• **TASK DETAILS**
Output all of the entries exactly as written.
═══ RAW DATA
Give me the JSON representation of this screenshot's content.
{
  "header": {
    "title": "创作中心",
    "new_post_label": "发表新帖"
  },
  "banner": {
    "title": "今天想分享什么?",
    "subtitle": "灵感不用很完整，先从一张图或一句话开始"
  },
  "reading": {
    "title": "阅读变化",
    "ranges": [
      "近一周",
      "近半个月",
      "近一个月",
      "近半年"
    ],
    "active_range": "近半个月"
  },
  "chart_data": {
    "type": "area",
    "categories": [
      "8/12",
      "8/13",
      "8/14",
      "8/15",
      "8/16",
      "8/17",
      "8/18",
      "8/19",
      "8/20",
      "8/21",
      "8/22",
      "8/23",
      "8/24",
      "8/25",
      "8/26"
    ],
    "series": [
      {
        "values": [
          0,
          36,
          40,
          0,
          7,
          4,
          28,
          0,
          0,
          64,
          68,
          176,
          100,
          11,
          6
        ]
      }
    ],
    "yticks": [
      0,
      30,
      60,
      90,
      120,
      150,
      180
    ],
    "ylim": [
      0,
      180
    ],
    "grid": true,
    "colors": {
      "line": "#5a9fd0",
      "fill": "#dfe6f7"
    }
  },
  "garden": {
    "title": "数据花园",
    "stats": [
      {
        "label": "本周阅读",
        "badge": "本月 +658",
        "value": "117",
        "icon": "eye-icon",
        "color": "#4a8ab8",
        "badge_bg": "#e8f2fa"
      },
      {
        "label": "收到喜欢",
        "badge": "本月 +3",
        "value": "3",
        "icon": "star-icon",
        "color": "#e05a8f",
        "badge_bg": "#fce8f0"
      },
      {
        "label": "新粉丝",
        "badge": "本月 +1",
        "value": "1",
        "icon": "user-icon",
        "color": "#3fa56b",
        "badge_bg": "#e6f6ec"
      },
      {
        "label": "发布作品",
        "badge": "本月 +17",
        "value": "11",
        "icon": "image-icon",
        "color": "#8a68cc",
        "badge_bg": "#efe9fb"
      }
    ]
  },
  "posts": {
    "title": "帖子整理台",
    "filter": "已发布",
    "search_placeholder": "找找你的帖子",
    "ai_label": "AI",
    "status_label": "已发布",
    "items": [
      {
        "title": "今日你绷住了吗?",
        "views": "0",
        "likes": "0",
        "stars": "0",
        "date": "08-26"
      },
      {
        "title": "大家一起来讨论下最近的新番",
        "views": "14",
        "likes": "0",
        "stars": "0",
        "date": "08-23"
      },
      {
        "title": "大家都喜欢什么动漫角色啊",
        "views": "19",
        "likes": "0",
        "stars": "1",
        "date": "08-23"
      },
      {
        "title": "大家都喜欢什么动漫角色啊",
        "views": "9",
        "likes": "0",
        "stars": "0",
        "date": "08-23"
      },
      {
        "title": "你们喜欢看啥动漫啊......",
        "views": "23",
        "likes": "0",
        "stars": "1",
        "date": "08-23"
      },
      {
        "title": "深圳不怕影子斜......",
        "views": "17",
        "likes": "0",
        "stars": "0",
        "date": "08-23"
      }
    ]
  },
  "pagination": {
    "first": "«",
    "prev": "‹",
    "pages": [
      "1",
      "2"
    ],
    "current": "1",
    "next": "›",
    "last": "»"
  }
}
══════
• **RESPONSE TO THIS EXERCISE**
Give me the JSON representation of this screenshot's content.
{
  "header": {
    "title": "创作中心",
    "new_post_label": "发表新帖"
  },
  "banner": {
    "title": "今天想分享什么?",
    "subtitle": "灵感不用很完整，先从一张图或一句话开始"
  },
  "reading": {
    "title": "阅读变化",
    "ranges": [
      "近一周",
      "近半个月",
      "近一个月",
      "近半年"
    ],
    "active_range": "近半个月"
  },
  "chart_data": {
    "type": "area",
    "categories": [
      "8/12",
      "8/13",
      "8/14",
      "8/15",
      "8/16",
      "8/17",
      "8/18",
      "8/19",
      "8/20",
      "8/21",
      "8/22",
      "8/23",
      "8/24",
      "8/25",
      "8/26"
    ],
    "series": [
      {
        "values": [
          0,
          36,
          40,
          0,
          7,
          4,
          28,
          0,
          0,
          64,
          68,
          176,
          100,
          11,
          6
        ]
      }
    ],
    "yticks": [
      0,
      30,
      60,
      90,
      120,
      150,
      180
    ],
    "ylim": [
      0,
      180
    ],
    "grid": true,
    "colors": {
      "line": "#5a9fd0",
      "fill": "#dfe6f7"
    }
  },
  "garden": {
    "title": "数据花园",
    "stats": [
      {
        "label": "本周阅读",
        "badge": "本月 +658",
        "value": "117",
        "icon": "eye-icon",
        "color": "#4a8ab8",
        "badge_bg": "#e8f2fa"
      },
      {
        "label": "收到喜欢",
        "badge": "本月 +3",
        "value": "3",
        "icon": "star-icon",
        "color": "#e05a8f",
        "badge_bg": "#fce8f0"
      },
      {
        "label": "新粉丝",
        "badge": "本月 +1",
        "value": "1",
        "icon": "user-icon",
        "color": "#3fa56b",
        "badge_bg": "#e6f6ec"
      },
      {
        "label": "发布作品",
        "badge": "本月 +17",
        "value": "11",
        "icon": "image-icon",
        "color": "#8a68cc",
        "badge_bg": "#efe9fb"
      }
    ]
  },
  "posts": {
    "title": "帖子整理台",
    "filter": "已发布",
    "search_placeholder": "找找你的帖子",
    "ai_label": "AI",
    "status_label": "已发布",
    "items": [
      {
        "title": "今日你绷住了吗?",
        "views": "0",
        "likes": "0",
        "stars": "0",
        "date": "08-26"
      },
      {
        "title": "大家一起来讨论下最近的新番",
        "views": "14",
        "likes": "0",
        "stars": "0",
        "date": "08-23"
      },
      {
        "title": "大家都喜欢什么动漫角色啊",
        "views": "19",
        "likes": "0",
        "stars": "1",
        "date": "08-23"
      },
      {
        "title": "大家都喜欢什么动漫角色啊",
        "views": "9",
        "likes": "0",
        "stars": "0",
        "date": "08-23"
      },
      {
        "title": "你们喜欢看啥动漫啊......",
        "views": "23",
        "likes": "0",
        "stars": "1",
        "date": "08-23"
      },
      {
        "title": "深圳不怕影子斜......",
        "views": "17",
        "likes": "0",
        "stars": "0",
        "date": "08-23"
      }
    ]
  },
  "pagination": {
    "first": "«",
    "prev": "‹",
    "pages": [
      "1",
      "2"
    ],
    "current": "1",
    "next": "›",
    "last": "»"
  }
}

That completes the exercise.